» **WHAT TO WORK ON**
From the data below, tally each line that has "Taxonomy" in it, then give that tally without comment.

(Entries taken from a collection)
= = =
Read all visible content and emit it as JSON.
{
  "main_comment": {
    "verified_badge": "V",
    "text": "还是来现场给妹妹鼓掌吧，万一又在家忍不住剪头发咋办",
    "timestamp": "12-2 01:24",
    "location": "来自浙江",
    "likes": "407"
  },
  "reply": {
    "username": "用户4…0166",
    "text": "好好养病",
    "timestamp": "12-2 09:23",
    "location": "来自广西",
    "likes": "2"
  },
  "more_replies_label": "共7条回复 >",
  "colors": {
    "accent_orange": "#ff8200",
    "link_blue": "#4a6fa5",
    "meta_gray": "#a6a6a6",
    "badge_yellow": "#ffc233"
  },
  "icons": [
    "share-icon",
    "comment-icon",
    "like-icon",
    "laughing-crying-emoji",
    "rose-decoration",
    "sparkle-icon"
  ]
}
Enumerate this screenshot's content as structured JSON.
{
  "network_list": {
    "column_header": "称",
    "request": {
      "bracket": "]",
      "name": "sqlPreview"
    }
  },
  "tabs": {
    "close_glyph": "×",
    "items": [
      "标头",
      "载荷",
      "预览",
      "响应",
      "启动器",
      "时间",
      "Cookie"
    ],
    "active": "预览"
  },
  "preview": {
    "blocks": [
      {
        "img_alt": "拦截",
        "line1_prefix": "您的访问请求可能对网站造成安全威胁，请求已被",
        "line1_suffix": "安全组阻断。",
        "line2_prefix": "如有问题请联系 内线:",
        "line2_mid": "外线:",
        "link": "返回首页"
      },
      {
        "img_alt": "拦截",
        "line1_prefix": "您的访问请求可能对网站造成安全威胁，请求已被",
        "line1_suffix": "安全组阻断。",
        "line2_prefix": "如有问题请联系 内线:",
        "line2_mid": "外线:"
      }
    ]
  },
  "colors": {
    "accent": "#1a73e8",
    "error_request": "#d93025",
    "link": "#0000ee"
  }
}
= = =
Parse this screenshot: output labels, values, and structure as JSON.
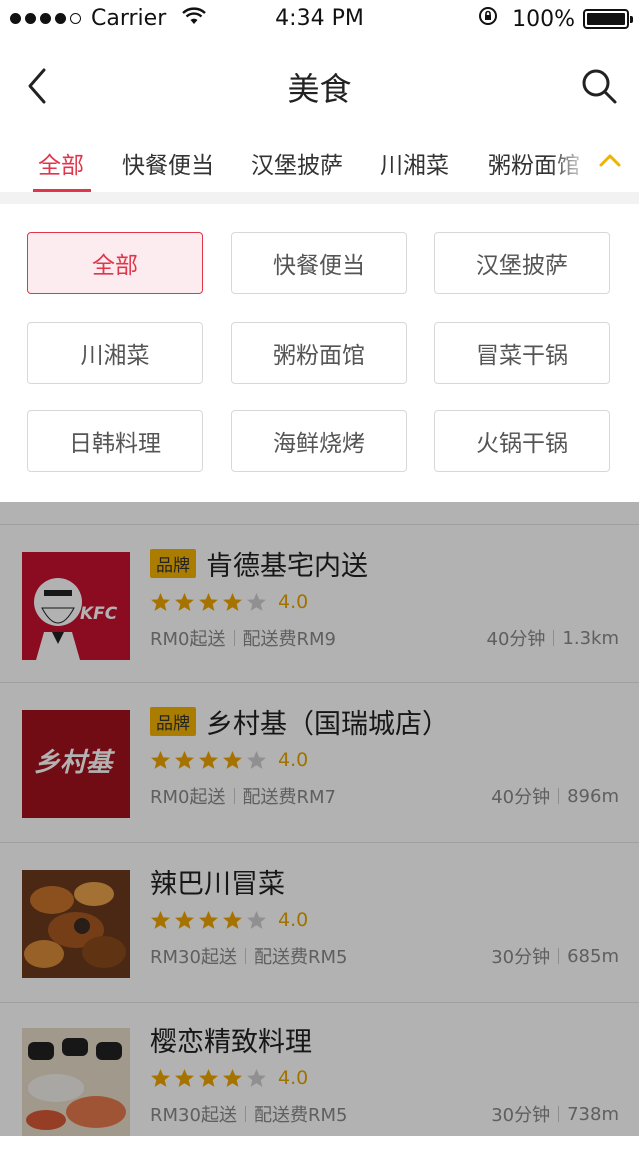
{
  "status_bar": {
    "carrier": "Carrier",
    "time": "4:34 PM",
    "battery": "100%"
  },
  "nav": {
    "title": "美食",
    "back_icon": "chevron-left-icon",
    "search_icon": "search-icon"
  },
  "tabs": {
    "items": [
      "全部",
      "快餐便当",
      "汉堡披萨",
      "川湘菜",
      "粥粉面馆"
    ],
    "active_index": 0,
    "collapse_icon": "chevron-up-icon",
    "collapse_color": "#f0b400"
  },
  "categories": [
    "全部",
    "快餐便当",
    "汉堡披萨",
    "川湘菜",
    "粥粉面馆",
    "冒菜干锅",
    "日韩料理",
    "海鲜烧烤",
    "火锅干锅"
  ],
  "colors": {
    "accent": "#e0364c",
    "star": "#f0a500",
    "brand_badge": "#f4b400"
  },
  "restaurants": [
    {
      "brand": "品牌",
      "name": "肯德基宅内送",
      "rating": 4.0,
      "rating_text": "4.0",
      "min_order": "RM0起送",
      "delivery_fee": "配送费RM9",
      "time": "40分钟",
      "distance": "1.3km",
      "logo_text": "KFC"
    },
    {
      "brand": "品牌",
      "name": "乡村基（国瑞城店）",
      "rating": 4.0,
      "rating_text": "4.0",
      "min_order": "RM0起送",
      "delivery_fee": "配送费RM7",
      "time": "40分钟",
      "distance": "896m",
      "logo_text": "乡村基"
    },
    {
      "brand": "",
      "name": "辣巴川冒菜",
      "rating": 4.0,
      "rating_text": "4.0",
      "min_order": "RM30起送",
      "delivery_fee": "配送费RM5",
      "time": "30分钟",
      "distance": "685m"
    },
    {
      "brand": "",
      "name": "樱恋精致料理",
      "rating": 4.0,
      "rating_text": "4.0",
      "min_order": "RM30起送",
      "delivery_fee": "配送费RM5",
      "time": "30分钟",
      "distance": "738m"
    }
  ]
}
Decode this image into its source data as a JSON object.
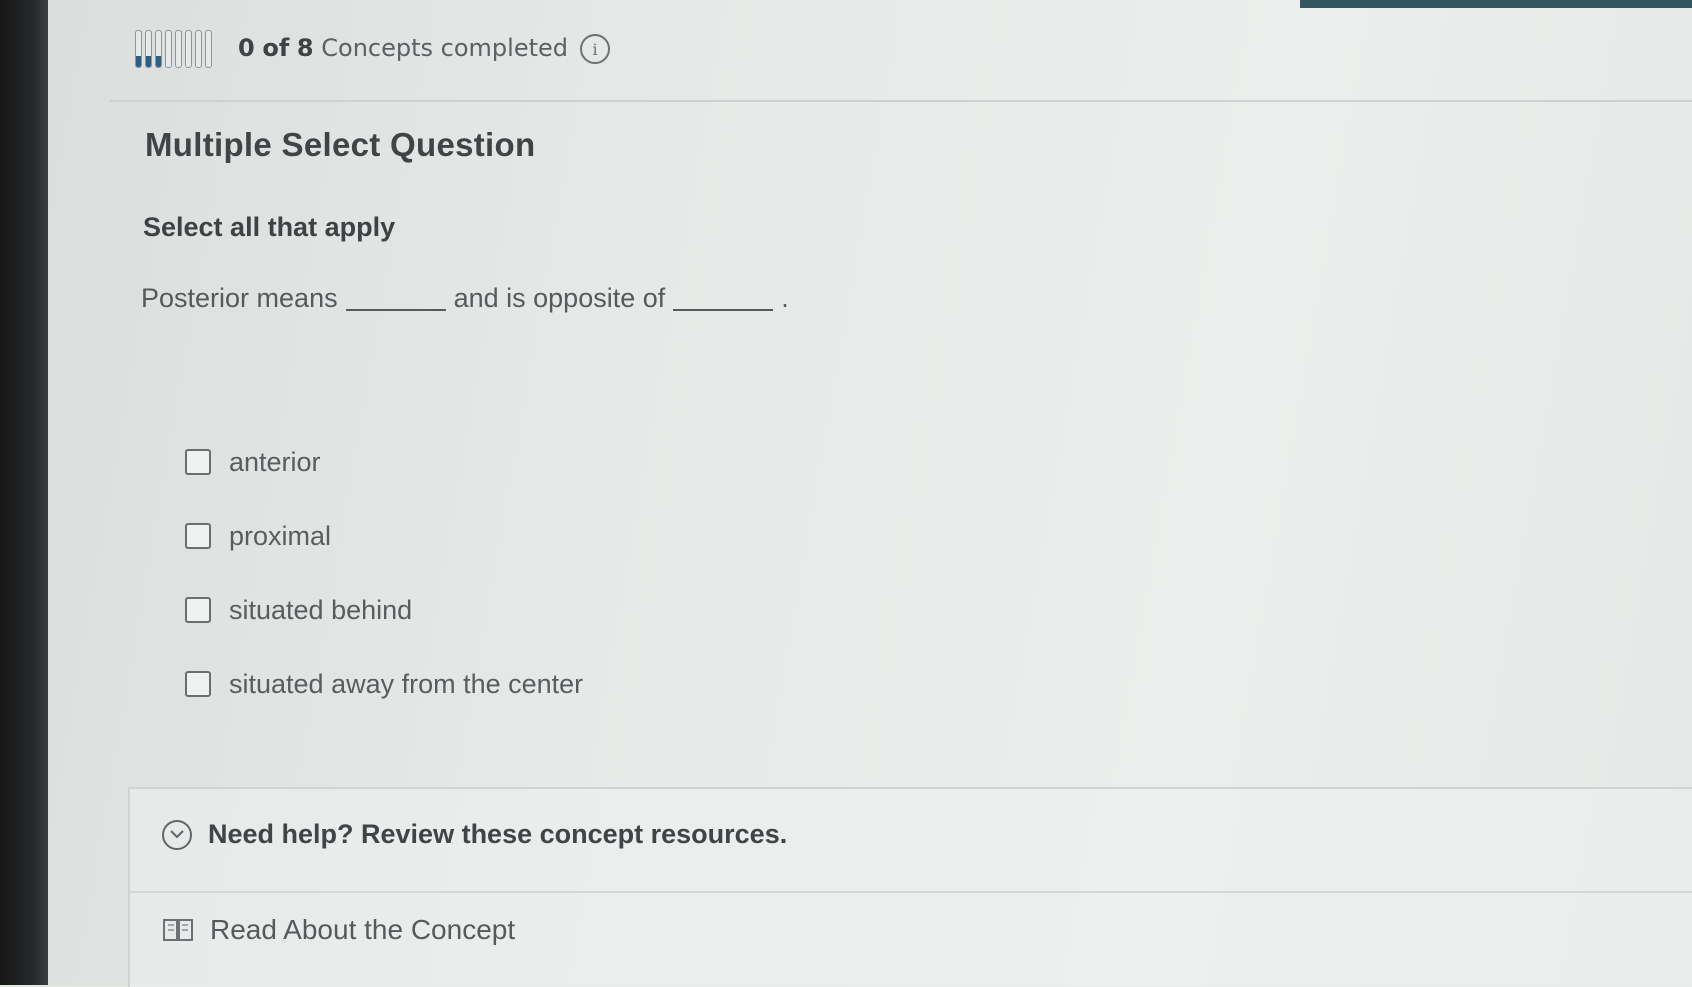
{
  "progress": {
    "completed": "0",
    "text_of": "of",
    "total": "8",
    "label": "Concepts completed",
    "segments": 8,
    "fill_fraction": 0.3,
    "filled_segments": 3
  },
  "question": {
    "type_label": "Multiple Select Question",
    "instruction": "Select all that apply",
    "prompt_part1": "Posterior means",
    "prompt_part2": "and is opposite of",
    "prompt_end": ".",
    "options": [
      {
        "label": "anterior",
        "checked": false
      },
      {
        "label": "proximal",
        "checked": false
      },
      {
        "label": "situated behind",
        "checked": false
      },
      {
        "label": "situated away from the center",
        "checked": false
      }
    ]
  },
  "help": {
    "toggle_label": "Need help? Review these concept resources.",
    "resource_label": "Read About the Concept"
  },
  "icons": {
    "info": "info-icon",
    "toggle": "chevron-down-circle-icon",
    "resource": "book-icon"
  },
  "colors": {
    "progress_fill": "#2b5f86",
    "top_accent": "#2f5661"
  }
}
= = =
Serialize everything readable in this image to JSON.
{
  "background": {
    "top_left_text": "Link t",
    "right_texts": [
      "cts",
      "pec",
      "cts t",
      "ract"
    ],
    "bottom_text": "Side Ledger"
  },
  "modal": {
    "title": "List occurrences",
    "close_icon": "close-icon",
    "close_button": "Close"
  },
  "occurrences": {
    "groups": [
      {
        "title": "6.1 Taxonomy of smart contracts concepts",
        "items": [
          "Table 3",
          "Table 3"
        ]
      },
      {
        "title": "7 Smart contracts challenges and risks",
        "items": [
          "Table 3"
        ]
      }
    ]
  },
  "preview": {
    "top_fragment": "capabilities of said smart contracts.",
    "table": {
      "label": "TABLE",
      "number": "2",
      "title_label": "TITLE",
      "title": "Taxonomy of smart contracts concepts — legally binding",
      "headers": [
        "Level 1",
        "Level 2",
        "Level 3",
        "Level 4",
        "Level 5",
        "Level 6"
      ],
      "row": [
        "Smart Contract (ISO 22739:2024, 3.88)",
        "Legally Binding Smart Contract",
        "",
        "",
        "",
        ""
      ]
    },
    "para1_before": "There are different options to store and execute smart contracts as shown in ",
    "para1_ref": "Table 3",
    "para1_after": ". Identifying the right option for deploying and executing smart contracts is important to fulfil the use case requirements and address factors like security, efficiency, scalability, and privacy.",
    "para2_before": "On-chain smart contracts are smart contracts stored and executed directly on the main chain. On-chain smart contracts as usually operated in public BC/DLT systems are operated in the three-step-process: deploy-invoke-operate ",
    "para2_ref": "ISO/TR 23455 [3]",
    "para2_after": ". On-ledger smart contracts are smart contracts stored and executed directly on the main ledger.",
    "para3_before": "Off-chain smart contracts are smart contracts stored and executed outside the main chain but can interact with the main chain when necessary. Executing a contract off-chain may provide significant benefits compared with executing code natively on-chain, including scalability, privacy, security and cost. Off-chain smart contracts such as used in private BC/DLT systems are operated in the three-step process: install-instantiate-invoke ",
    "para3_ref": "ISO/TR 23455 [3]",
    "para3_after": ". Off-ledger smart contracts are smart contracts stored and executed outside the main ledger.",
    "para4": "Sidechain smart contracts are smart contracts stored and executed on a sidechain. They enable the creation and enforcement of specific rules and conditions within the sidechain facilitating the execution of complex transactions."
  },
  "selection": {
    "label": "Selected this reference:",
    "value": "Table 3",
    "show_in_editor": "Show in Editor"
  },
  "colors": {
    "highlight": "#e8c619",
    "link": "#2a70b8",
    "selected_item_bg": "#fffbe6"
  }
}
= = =
» **SOLUTION FOR THIS EXERCISE**
2